── EXTRACTED DATA
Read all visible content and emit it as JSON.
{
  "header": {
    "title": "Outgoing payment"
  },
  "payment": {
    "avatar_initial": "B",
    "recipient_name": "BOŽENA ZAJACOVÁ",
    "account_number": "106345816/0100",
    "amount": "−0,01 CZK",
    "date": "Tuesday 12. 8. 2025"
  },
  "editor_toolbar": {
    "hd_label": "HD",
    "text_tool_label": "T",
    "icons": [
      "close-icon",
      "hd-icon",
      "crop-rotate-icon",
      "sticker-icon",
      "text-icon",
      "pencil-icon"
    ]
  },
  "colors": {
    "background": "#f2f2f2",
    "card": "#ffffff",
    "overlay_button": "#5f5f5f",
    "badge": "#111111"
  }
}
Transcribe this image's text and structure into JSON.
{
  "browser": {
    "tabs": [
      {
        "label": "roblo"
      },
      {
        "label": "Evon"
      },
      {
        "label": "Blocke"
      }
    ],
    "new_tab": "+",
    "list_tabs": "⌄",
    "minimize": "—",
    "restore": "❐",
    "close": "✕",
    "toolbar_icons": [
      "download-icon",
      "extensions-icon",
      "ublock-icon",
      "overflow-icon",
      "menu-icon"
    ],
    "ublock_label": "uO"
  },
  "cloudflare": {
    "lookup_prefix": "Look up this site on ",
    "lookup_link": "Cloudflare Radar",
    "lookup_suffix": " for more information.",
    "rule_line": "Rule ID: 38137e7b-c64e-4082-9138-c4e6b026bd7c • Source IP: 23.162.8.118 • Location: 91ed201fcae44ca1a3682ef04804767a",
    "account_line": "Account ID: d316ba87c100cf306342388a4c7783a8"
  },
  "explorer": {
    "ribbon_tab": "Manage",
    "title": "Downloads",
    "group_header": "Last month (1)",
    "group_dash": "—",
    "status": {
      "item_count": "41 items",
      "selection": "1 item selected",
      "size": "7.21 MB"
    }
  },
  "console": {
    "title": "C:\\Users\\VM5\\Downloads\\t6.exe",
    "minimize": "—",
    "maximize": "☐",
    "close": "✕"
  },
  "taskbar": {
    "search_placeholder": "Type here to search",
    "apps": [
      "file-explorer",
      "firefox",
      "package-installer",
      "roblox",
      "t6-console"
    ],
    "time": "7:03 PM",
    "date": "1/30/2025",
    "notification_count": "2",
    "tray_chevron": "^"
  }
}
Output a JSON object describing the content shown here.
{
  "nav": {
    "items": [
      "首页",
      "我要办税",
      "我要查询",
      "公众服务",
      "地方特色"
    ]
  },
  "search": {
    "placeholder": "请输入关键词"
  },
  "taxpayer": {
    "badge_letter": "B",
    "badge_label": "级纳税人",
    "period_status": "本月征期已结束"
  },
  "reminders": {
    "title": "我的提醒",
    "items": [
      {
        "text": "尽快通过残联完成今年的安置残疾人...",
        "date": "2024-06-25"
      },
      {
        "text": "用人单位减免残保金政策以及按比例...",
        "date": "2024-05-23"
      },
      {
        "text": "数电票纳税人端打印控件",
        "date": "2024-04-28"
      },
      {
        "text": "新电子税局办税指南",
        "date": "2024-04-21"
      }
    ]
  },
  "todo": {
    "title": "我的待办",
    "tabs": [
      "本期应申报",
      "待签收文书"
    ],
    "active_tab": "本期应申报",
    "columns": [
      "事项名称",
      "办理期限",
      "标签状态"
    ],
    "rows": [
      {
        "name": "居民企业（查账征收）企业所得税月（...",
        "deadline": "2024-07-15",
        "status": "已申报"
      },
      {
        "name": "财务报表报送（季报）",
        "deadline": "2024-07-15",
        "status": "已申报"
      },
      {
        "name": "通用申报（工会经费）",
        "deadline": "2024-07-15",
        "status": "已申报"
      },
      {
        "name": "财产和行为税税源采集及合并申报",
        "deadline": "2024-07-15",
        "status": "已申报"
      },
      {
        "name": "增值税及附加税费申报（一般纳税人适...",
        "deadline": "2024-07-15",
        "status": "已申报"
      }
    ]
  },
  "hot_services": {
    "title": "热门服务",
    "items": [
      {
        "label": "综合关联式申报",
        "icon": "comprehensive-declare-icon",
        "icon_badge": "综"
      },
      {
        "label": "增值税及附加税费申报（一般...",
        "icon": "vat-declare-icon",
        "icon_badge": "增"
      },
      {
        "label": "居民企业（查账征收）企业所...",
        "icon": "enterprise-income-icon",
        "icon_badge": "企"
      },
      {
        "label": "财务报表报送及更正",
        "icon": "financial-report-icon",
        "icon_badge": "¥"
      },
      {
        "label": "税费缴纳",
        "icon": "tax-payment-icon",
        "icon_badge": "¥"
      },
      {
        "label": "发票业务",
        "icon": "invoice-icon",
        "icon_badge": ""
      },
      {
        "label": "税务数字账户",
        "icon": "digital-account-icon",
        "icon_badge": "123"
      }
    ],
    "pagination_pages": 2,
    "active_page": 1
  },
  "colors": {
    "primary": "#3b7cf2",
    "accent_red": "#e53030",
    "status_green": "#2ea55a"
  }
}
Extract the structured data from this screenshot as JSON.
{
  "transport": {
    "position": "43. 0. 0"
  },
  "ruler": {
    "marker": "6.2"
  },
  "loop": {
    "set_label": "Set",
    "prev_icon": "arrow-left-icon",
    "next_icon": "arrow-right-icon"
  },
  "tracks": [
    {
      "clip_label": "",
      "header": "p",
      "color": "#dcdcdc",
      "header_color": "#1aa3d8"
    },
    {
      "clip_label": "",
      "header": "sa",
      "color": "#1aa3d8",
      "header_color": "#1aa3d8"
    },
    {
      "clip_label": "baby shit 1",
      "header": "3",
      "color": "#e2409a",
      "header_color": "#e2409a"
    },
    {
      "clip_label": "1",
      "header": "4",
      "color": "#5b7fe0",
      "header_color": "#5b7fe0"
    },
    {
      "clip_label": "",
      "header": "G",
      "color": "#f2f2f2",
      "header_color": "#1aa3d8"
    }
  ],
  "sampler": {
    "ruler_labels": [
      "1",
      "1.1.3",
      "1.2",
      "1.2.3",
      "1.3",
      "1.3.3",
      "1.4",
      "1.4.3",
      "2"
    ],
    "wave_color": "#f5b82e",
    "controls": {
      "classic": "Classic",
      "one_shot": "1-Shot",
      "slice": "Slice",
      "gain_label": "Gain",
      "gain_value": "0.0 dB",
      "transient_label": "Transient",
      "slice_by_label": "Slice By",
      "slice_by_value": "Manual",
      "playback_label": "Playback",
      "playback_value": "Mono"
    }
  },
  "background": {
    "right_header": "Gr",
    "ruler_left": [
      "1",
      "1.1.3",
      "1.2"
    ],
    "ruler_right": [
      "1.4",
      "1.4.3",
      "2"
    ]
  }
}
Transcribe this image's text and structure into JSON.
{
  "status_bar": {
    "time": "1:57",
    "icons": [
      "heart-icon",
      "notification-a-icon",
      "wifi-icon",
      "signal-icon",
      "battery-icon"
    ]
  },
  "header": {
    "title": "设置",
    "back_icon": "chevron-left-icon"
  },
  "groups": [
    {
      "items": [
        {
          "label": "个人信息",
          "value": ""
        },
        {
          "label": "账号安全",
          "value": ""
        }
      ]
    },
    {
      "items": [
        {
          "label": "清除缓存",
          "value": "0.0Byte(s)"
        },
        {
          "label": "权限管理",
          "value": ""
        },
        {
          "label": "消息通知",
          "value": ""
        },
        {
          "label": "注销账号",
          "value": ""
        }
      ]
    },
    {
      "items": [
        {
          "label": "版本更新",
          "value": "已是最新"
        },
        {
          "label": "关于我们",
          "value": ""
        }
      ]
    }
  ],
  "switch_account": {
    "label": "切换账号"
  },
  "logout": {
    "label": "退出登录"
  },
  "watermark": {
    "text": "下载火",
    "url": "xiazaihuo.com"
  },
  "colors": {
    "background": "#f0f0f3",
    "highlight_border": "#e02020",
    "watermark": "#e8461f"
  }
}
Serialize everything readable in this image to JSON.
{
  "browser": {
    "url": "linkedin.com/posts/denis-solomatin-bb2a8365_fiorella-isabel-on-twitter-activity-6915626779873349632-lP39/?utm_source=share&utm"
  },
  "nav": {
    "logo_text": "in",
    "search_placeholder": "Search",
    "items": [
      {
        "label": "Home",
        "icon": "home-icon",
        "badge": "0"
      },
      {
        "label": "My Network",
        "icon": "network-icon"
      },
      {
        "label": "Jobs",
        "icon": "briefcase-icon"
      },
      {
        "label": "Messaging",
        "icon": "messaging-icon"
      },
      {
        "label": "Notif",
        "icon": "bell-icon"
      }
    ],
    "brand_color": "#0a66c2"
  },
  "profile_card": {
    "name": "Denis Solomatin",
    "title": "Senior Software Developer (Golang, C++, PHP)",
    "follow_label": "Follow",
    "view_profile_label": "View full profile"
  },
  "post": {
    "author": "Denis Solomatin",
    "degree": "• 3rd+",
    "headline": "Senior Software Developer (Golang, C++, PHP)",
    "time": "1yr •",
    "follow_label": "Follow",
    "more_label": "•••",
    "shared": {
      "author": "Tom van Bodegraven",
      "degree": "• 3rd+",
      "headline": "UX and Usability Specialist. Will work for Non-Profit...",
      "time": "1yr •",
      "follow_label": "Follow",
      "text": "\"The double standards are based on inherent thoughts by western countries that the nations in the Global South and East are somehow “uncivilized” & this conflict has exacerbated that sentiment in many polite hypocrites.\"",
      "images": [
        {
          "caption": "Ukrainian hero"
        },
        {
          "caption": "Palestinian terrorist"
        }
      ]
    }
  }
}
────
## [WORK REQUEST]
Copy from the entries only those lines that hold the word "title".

## [RESPONSE TO THIS EXERCISE]
    "title": "Outgoing payment"
    "title": "Downloads",
    "title": "C:\\Users\\VM5\\Downloads\\t6.exe",
    "title": "我的提醒",
    "title": "我的待办",
    "title": "热门服务",
    "title": "设置",
    "title": "Senior Software Developer (Golang, C++, PHP)",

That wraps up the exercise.